TOKYO (AP) _ The dollar inched higher against the yen in late morning trading Thursday amid concern about the outcome of a race to choose Japan's next prime minister. Stocks bounced back slightly.

The dollar bought 140.73 yen, up 0.07 yen from late Wednesday in Tokyo but below its late New York rate of 141.24 yen.

The yen came under pressure in New York on indications that Foreign Minister Keizo Obuchi was likely to succeed resigning Prime Minister Ryutaro Hashimoto.

Obuchi is seen as less aggressive on economic reforms than other candidates in a ruling party race which will conclude in a vote on Friday.
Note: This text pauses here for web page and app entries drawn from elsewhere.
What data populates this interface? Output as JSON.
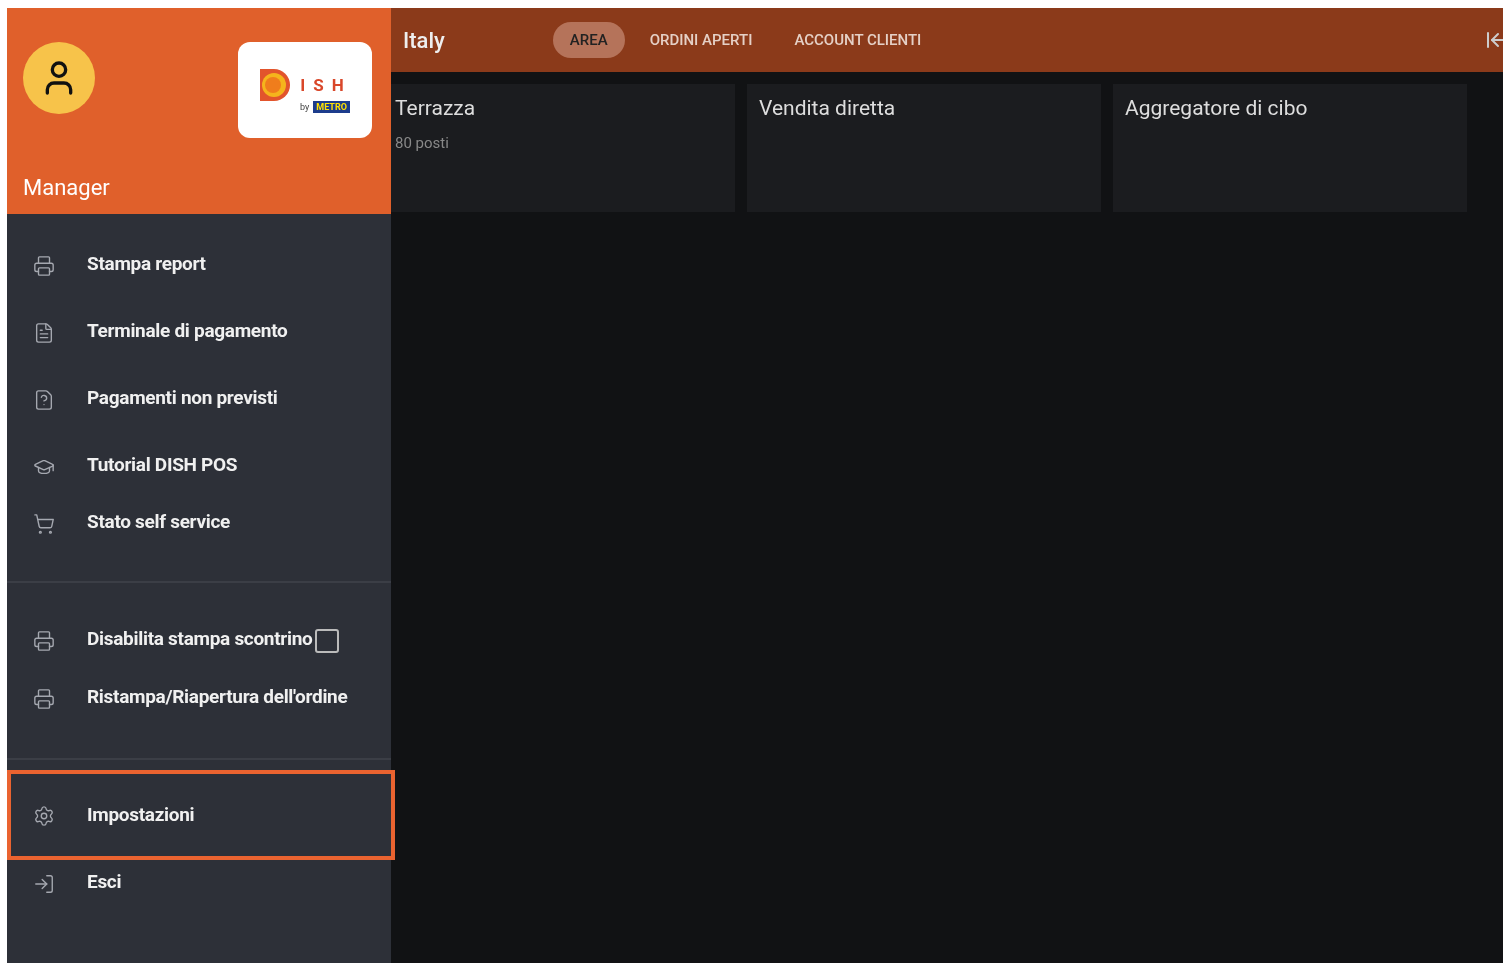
{
  "drawer": {
    "user": {
      "role": "Manager"
    },
    "logo": {
      "letters": "ISH",
      "by": "by",
      "brand": "METRO"
    },
    "groups": [
      {
        "items": [
          {
            "kind": "link",
            "label": "Stampa report",
            "highlighted": false
          },
          {
            "kind": "link",
            "label": "Terminale di pagamento",
            "highlighted": false
          },
          {
            "kind": "link",
            "label": "Pagamenti non previsti",
            "highlighted": false
          },
          {
            "kind": "link",
            "label": "Tutorial DISH POS",
            "highlighted": false
          },
          {
            "kind": "link",
            "label": "Stato self service",
            "highlighted": false
          }
        ]
      },
      {
        "items": [
          {
            "kind": "checkbox",
            "label": "Disabilita stampa scontrino",
            "checked": false,
            "highlighted": false
          },
          {
            "kind": "link",
            "label": "Ristampa/Riapertura dell'ordine",
            "highlighted": false
          }
        ]
      },
      {
        "items": [
          {
            "kind": "link",
            "label": "Impostazioni",
            "highlighted": true
          },
          {
            "kind": "link",
            "label": "Esci",
            "highlighted": false
          }
        ]
      }
    ]
  },
  "topbar": {
    "title": "Italy",
    "tabs": [
      {
        "label": "AREA",
        "selected": true
      },
      {
        "label": "ORDINI APERTI",
        "selected": false
      },
      {
        "label": "ACCOUNT CLIENTI",
        "selected": false
      }
    ]
  },
  "areas": [
    {
      "name": "Terrazza",
      "seats": "80 posti"
    },
    {
      "name": "Vendita diretta"
    },
    {
      "name": "Aggregatore di cibo"
    }
  ]
}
Last week, Hashimoto announced his resignation to take responsibility for his party's setback in the July 12 elections for the upper house of Parliament.
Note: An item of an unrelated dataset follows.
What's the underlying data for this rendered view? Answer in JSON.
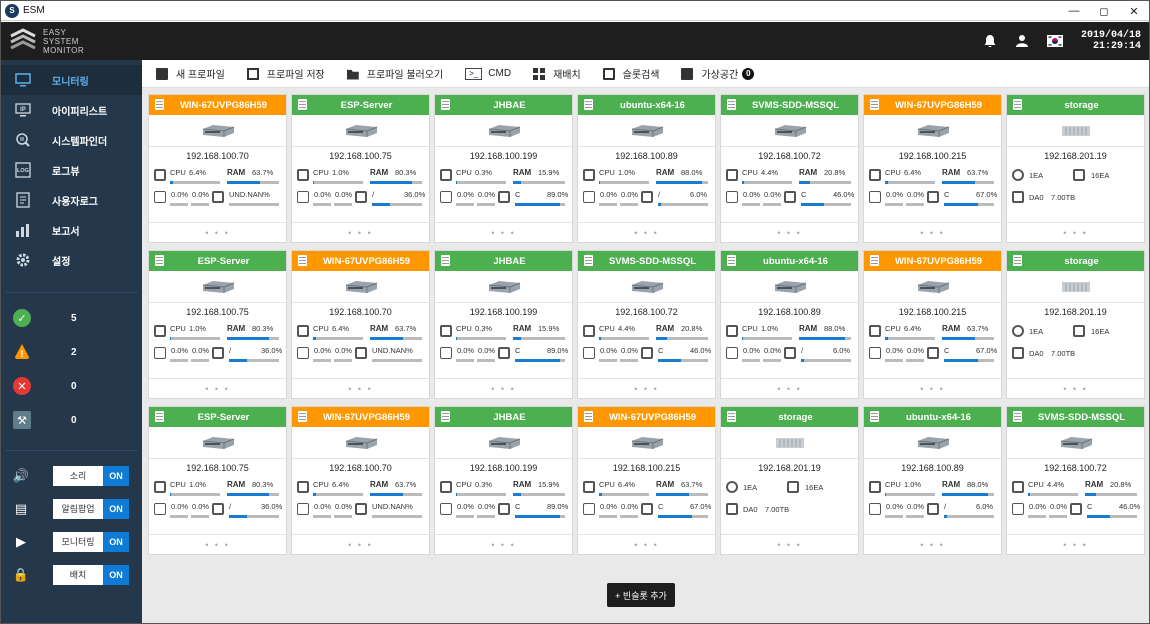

The dollar was also buoyed by U.S. Federal Reserve Chairman Alan Greenspan's remarks in congressional testimony Wednesday that the U.S. economy can withstand the effects of the Asian financial crisis.

In Tokyo trading early Thursday, however, the dollar's rise was stemmed by profit-taking.

Share prices opened lower on declines in the yen and an overnight fall on Wall Street. But the market turned mixed by midday in quiet trading. Many investors held back to await the outcome of the LDP election. The party head will become Japan's prime minister because the ruling party has a comfortable majority in the more powerful lower house.

The Nikkei Stock Average gained 3.39 points, or 0.02 percent, to 16,296.45 at the end of the morning session. On Wednesday, the average had lost 263.63 points, or 1.6 percent.

The broader Tokyo Stock Price Index of all issues listed on the first section fell 1.14 points, or 0.09 percent, to 1,256.71. The TOPIX closed down 19.32 points, or 1.15 percent, the previous day.

The yield on the benchmark 10-year Japanese government bond fell to 1.350 percent from Wednesday's finish of 1.385 percent, driving its price up to 110.75 from 110.50.